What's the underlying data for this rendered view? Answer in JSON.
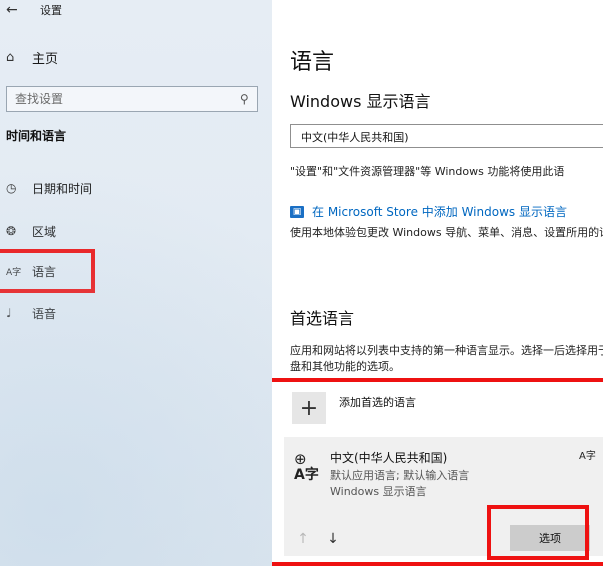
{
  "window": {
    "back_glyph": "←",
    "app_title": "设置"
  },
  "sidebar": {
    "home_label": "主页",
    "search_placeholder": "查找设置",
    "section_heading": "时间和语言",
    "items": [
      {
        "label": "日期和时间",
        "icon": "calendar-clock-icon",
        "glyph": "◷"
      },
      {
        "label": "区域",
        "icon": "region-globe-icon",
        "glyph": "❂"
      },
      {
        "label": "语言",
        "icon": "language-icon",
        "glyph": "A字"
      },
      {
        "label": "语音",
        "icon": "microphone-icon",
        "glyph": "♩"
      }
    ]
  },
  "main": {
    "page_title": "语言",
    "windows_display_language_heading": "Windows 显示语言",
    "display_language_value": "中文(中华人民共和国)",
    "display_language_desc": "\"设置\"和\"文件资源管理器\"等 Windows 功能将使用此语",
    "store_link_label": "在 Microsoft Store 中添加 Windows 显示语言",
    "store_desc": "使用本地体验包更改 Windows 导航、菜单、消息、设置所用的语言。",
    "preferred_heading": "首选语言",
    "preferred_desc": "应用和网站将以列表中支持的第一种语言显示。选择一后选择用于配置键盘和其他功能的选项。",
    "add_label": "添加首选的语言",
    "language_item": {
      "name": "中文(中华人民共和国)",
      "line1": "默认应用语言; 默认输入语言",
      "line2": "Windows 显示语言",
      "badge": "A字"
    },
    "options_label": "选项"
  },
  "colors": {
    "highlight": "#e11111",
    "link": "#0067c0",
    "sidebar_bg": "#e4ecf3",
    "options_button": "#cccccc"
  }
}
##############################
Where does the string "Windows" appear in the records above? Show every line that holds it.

● **EXERCISE OUTPUT**
    "windows_display_language_heading": "Windows 显示语言",
    "display_language_desc": "\"设置\"和\"文件资源管理器\"等 Windows 功能将使用此语",
    "store_link_label": "在 Microsoft Store 中添加 Windows 显示语言",
    "store_desc": "使用本地体验包更改 Windows 导航、菜单、消息、设置所用的语言。",
      "line2": "Windows 显示语言",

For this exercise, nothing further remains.